Wrestling with Rest (Part 1)

I’m bad at rest.  Not at sleeping.  I can sleep like no one’s business.  I can sleep in a bed, on a plane, on the ground, and on a train (which is really a great way to sleep if you’ve never experienced it.)

Sleep I can handle.  Rest, not so much.

The issue of Sabbath is possibly one of the most misunderstood by Christians in general and or even when understood, is difficult to practice.  I plan on writing on this topic over the next few weeks and exploring what Rest/Sabbath is all about, the difficulties in practicing whatever “Sabbath” is, and some personal reflections on my own “wrestling with rest.”

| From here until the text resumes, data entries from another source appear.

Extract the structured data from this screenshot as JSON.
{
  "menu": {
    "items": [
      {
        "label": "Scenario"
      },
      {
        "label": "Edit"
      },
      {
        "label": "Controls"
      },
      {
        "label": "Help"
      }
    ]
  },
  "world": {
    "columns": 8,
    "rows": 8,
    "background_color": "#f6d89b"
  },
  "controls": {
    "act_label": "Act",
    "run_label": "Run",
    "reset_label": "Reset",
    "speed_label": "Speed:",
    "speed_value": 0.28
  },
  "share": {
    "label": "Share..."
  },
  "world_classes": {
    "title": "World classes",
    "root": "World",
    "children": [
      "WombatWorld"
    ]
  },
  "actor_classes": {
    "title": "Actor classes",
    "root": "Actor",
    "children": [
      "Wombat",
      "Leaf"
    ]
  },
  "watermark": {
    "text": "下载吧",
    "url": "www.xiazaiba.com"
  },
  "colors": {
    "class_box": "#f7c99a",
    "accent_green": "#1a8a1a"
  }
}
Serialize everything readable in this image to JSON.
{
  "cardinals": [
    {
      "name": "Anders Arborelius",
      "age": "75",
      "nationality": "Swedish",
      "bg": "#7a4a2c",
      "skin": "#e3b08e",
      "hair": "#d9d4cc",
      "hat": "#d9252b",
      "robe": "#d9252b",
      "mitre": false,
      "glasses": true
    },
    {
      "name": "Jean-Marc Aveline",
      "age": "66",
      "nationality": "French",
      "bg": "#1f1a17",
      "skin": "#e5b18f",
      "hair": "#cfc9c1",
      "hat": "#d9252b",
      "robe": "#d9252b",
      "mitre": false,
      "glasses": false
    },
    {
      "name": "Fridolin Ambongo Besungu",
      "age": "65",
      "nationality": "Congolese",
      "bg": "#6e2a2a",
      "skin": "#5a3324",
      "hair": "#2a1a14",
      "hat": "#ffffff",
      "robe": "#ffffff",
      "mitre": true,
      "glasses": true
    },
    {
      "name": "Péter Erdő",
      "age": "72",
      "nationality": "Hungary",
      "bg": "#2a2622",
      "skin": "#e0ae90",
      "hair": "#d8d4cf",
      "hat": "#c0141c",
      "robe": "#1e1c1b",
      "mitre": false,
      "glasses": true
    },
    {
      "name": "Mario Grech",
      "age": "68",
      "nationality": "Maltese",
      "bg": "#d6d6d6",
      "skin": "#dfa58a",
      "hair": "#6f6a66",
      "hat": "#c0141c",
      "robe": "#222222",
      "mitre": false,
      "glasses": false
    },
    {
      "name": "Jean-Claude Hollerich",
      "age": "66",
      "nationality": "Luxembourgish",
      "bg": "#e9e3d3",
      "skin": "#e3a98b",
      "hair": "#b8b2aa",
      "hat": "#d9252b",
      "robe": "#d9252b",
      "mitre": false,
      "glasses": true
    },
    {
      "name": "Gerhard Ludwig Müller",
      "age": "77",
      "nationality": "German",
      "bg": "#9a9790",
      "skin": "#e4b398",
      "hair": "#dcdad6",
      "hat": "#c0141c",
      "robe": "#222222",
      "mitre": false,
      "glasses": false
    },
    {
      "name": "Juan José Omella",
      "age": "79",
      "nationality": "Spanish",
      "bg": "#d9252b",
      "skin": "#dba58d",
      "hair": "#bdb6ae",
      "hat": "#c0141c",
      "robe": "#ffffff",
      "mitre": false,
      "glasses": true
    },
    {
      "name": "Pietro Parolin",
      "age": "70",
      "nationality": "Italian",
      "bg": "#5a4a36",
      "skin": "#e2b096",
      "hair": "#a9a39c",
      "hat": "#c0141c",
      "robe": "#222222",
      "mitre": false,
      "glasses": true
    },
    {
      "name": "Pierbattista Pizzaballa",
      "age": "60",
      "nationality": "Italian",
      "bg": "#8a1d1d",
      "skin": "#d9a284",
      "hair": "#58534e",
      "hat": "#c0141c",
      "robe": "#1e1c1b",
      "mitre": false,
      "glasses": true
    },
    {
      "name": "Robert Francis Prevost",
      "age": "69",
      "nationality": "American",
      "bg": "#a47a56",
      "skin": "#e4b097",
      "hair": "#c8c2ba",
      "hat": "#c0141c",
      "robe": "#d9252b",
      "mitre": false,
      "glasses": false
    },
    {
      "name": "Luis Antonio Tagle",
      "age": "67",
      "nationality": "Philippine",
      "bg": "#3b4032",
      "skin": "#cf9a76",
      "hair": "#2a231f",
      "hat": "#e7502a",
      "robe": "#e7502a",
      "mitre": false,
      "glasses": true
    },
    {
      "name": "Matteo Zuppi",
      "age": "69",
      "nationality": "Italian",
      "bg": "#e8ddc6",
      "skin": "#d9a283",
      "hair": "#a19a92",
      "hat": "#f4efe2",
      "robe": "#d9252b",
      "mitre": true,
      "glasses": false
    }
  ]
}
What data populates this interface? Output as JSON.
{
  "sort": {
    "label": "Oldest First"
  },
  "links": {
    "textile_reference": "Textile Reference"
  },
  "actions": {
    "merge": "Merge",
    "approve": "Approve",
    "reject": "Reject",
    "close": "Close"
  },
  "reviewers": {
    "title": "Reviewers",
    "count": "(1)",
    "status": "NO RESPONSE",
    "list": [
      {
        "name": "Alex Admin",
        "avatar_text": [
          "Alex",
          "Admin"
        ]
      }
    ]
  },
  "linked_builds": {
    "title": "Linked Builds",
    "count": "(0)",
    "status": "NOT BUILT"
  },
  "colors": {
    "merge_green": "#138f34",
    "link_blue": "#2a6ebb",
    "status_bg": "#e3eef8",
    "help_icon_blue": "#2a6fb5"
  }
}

Sabbath ironically is one of those great Biblical themes that is woven into the grand narrative of Scripture from beginning to end. We find in Genesis 1 God the creator resting from his works.  It shows up in the Law, the prophets call for Sabbath observance (often confronting misunderstandings about the nature of Sabbath), Jesus and the Pharisees find a weekly point of conflict it seems on the sabbath, the author of Hebrews warns of the danger of not entering the promised Rest, and Revelation ends with a new Creation, a heaven-earth marriage in which there is no night, which must have some implication in the issue of rest as well.

What is Sabbath? What is its purpose? Has Sabbath changed under the New Covenant?  If so, how much?  the day? the strictness?


Rest Reflects Relationship

Continuing through Matthew 12, I encountered yet another Sabbath controversy for Jesus.  He’s just claimed that he is Lord of the Sabbath, and yet the people still want to test him to see what he’ll do–this time providing a man with a withered hand to be their case study.

I was reminded today that Matthew 12 occurs directly after Matthew 11.  Have you read the end of that?  Jesus boldly declares that those who are weary, who are burdened (maybe even by overzealous Sabbath enforcement?) are invited to come to him and find rest for their souls.  The Sabbath observance had ceased to become restful in chapter 12.  Why?  Because it became divorced from the God who created Sabbath and who alone provides rest.

If true rest can only be found in relationship to the Lord of the Sabbath Himself, what does that say about us without rest?  If the stress has overwhelmed us, if the grind won’t stop, if we are burning ourselves out at both ends, the problem isn’t primarily a rest problem.  It’s a relationship problem.  Our rest reflects our relationship with God.

“Come to me; I am the Lord of true rest.”